### DATASET ENTRIES
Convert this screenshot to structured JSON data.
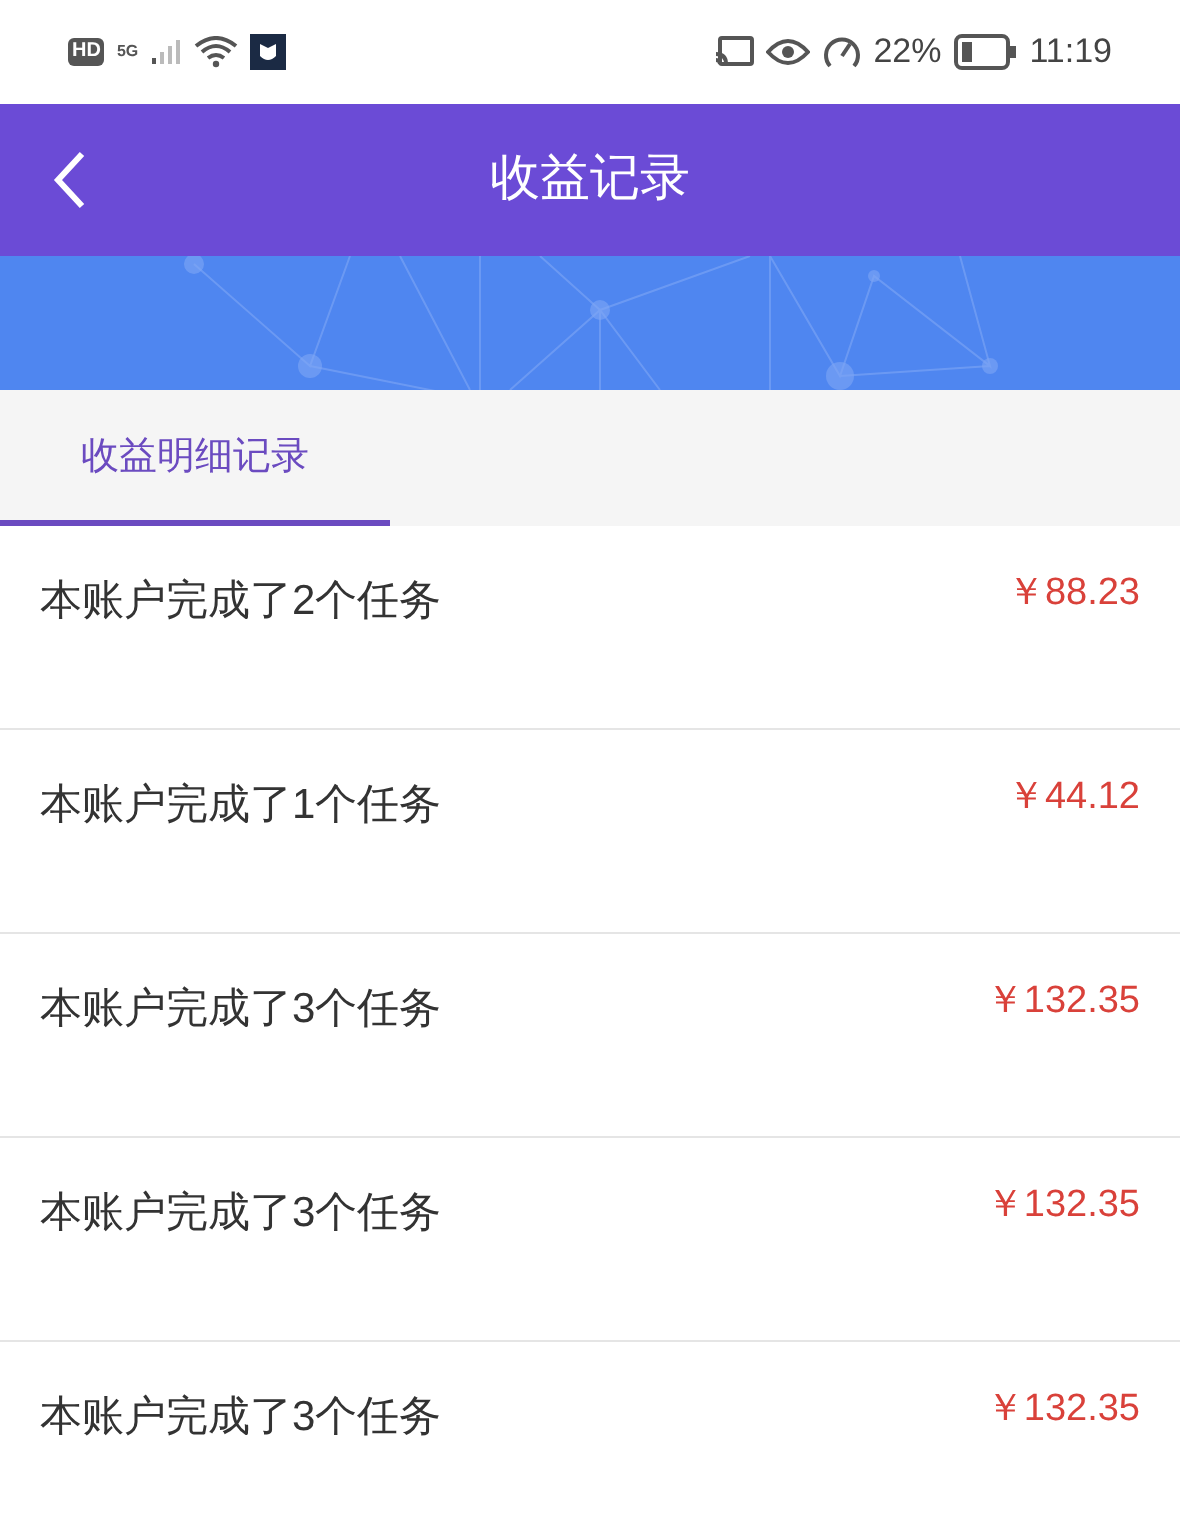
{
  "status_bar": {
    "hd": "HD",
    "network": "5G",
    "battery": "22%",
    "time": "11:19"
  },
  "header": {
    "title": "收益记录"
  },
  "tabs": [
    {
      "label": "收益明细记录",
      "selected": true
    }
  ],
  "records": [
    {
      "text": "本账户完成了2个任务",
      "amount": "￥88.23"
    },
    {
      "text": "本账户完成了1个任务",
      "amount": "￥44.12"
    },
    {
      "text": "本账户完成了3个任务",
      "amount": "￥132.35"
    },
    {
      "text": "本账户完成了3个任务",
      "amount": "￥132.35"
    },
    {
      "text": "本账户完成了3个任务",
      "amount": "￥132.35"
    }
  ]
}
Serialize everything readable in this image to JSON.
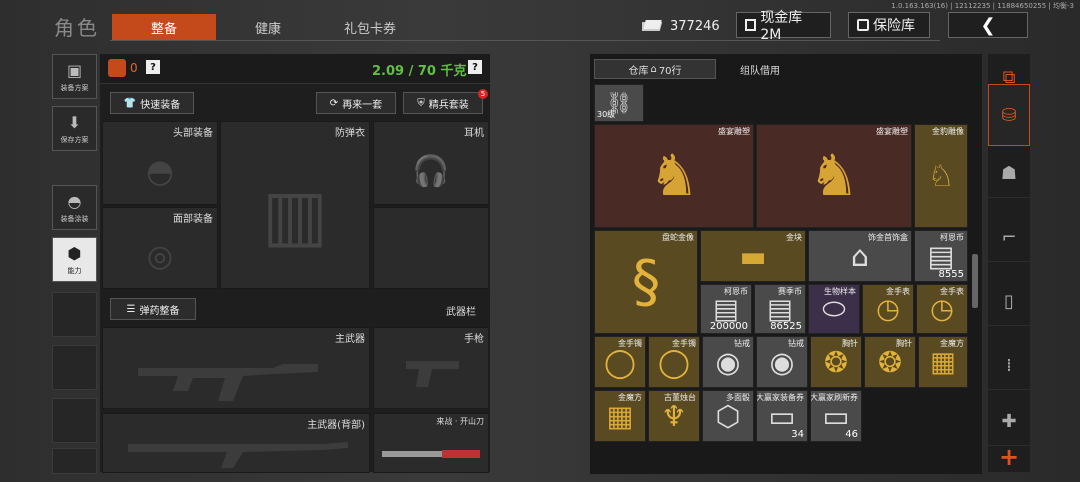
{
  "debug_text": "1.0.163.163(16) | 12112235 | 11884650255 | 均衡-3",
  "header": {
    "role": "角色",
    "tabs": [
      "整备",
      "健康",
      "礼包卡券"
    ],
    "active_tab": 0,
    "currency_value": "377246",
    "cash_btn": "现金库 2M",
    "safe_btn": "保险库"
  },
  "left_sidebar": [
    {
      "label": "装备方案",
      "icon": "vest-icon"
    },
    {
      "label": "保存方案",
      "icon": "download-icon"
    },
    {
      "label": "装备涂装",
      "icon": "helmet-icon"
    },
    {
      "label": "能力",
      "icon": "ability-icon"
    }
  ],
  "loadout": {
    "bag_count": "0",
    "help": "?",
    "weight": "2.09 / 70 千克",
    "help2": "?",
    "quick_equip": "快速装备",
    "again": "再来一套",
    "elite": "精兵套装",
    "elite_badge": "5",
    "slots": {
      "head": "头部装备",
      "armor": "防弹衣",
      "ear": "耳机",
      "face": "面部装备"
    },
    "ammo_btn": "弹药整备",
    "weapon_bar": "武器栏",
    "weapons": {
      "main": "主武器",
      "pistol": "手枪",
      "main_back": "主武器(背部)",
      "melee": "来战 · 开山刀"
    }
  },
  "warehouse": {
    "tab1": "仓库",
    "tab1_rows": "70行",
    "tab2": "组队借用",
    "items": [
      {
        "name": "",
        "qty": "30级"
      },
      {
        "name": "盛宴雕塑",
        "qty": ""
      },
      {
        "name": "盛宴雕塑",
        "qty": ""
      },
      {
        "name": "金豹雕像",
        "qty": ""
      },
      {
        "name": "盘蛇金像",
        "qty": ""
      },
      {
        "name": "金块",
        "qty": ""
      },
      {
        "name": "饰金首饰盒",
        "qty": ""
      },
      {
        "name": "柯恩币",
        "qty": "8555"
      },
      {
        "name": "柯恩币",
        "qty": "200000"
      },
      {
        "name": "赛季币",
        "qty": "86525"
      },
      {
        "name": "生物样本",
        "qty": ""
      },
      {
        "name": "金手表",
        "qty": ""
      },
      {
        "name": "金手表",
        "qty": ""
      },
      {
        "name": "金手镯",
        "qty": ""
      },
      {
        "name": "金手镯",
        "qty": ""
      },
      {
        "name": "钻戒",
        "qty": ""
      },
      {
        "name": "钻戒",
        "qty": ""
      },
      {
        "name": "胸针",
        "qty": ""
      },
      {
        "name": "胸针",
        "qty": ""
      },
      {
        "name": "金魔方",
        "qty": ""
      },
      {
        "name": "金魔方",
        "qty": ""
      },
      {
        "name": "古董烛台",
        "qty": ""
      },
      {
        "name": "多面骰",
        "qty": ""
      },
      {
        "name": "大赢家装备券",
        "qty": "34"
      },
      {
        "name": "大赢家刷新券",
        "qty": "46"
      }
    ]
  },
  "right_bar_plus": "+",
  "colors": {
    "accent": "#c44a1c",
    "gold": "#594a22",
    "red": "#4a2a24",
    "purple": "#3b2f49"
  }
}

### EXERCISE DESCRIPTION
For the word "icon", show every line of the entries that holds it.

### RESPONSE TO THE TASK
      "icon": "vest-icon"
      "icon": "download-icon"
      "icon": "helmet-icon"
      "icon": "ability-icon"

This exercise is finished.